A lot more was offered to me as advise, including the advise of the Northern Elders Forum and key people in other northern groups. In the end, the decision was always going to be mine. It turned out to be less stressful than I thought. My entire life had been about service to God, the community and the country. There has never been a time when the nation needed more hands on deck. My politics has never been the type that supports destroying the whole because my share is smaller. It has, on the contrary, been about insisting on equity and justice, and the belief that these have to be laboured for.

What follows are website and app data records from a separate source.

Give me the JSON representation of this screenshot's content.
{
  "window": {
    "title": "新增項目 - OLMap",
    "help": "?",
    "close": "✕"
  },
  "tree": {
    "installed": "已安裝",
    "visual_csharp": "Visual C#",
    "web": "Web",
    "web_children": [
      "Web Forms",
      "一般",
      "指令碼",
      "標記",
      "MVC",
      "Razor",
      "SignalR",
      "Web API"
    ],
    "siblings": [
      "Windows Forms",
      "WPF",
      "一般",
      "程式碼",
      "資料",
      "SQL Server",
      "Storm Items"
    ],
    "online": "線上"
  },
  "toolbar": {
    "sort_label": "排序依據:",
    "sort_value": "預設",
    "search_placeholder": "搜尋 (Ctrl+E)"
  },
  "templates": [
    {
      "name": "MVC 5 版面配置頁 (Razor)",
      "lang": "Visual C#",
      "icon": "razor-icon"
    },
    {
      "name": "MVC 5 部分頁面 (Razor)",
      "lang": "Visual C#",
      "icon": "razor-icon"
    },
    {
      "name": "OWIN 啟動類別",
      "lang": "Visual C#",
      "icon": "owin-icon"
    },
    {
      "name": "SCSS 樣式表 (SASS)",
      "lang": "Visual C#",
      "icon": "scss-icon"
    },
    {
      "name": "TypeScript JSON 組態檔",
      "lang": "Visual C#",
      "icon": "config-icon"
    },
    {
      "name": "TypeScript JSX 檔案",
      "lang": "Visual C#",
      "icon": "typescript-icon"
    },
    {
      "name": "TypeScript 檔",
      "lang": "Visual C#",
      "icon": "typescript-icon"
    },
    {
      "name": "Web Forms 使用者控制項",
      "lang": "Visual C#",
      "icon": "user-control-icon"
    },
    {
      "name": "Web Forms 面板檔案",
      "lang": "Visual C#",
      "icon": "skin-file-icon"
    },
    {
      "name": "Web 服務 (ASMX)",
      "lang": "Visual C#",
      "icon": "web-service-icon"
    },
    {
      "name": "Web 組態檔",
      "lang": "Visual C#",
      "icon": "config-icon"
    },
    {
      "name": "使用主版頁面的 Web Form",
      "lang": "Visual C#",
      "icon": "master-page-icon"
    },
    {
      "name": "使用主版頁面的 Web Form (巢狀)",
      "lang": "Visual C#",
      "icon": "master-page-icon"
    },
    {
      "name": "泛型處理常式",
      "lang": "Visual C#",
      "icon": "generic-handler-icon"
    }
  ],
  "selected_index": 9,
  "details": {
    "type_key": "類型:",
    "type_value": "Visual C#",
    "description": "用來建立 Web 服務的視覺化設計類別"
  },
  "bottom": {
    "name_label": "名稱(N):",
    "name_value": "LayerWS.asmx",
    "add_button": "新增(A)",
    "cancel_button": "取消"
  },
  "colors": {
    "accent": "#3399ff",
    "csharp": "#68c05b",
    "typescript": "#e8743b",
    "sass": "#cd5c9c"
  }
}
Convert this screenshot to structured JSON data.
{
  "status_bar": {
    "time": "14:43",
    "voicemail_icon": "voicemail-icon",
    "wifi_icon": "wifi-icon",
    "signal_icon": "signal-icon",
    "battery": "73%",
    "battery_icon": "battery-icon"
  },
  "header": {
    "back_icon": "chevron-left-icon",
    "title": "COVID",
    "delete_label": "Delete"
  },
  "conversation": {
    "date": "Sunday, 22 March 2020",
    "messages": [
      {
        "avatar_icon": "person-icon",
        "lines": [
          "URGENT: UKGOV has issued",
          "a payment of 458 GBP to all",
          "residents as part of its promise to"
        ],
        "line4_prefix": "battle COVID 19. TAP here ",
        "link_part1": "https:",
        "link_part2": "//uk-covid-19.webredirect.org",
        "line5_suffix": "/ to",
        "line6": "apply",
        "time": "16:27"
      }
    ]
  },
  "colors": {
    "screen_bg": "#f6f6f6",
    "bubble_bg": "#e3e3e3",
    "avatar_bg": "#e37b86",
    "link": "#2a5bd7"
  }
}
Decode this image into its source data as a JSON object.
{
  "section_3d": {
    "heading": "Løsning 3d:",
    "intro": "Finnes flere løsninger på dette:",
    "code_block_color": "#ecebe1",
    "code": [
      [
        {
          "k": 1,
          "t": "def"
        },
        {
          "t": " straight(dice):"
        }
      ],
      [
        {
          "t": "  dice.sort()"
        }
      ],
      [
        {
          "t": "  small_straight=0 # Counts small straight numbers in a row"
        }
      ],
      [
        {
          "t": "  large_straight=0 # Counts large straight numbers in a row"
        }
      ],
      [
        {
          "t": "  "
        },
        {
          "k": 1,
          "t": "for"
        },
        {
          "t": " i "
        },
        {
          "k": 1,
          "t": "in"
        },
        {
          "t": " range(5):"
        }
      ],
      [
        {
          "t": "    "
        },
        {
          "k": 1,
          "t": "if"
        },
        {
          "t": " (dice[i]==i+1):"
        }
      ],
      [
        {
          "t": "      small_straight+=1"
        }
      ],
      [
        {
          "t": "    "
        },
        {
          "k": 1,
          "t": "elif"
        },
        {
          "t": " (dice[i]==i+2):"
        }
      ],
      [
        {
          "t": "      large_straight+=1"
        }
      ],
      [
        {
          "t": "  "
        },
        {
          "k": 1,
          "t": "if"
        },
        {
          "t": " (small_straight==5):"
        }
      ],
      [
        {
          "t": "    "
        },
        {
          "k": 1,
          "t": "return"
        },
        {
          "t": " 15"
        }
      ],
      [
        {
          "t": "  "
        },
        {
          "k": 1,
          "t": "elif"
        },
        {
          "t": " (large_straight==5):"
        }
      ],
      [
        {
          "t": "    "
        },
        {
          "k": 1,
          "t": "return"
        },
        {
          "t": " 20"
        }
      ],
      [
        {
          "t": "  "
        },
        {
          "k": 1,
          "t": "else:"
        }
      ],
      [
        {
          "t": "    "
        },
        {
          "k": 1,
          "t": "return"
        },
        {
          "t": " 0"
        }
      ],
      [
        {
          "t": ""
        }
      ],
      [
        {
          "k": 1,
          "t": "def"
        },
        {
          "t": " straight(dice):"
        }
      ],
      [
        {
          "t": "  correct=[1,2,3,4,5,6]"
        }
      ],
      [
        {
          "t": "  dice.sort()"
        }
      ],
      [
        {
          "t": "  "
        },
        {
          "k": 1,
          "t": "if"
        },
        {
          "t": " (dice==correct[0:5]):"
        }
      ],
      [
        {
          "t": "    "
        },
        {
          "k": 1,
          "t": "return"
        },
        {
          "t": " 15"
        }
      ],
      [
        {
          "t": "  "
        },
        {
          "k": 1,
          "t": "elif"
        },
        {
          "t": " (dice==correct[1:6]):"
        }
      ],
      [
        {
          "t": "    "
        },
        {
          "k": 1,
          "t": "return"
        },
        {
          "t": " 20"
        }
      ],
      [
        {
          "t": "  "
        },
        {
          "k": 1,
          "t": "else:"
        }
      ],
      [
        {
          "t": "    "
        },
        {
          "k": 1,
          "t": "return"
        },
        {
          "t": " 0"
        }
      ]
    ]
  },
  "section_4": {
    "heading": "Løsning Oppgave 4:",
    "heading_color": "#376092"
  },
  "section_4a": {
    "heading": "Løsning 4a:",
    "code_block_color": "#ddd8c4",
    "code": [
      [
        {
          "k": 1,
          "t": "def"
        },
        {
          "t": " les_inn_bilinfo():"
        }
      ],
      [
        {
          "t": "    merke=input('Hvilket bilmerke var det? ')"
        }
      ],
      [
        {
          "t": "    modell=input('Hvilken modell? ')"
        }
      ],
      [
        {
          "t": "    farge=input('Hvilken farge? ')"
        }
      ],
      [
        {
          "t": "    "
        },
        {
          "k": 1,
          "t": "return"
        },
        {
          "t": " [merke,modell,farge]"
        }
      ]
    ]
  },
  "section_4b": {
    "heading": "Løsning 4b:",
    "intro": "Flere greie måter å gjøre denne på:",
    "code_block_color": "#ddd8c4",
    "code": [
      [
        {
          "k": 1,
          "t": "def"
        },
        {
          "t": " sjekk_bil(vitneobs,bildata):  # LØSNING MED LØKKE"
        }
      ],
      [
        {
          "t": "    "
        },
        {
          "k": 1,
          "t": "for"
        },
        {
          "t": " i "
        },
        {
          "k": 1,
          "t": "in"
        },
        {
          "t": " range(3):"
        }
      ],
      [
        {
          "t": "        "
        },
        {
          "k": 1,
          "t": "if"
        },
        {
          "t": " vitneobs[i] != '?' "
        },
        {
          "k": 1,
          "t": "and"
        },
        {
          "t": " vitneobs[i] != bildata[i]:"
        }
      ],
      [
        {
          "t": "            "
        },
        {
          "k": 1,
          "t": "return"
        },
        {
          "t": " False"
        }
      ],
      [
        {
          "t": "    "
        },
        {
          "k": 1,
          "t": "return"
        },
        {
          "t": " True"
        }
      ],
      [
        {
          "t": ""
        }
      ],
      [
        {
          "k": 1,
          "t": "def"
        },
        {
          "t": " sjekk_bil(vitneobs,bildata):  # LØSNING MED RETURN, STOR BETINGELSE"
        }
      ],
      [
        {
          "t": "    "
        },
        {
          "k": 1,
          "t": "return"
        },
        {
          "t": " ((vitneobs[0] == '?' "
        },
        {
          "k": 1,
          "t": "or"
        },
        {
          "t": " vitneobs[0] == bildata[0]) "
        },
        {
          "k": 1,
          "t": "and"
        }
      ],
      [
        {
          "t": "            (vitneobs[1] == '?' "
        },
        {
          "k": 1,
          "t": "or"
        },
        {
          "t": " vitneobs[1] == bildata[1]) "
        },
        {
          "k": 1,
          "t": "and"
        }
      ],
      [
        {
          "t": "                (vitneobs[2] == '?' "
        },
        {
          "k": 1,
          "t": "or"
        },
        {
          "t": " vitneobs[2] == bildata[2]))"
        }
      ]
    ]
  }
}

This is what informs my support of political parties, including the Labour Party on whose ticket my brother, Dr Yusuf Datti Baba-Ahmed runs as VP candidate, to exhaust the entire gamut of the electoral and judicial process available to them. There are no positions from which one cannot serve the country, and my grouse with many of those who lead us is that nothing has prepared them to lead, and those with some preparation and capacities to lead cannot do so because they lack the financial muscle to buy power or step up and protect the country from those who do.
I also have issues with people who think history and circumstances design roles and positions in a la carte manner, and people like me should sniff at certain opportunities to serve. My 25 years of public service have taught me the value of the public servant and those who advise others with power. I do wish more younger Nigerians have greater space in governance in Nigeria today, and if there are a few things I hope to live to see, it will be Nigeria that has places for its young to shape its own future. Prominent places for elderly Nigerians like me are evidence of a failed system. It has to be fixed, if not by younger Nigerians now, then by elderly Nigerians who see the dangers of recycling decline.
So, as I say goodbye, again, let me thank you, the reader, for tolerating me all these years. I am grateful to the Vanguard family for adopting me without questions or limitations. I am grateful to President Ahmed Bola Tinubu and Vice President Kashim Shettima for affording me an opportunity to serve my country long after I thought I had paid my dues. As I start work with some of the amazing members of teams assembled by the administration, may I request for your prayers to God to see Nigeria through its current tough spot, and go on to become the great country it is destined to be. Thank you.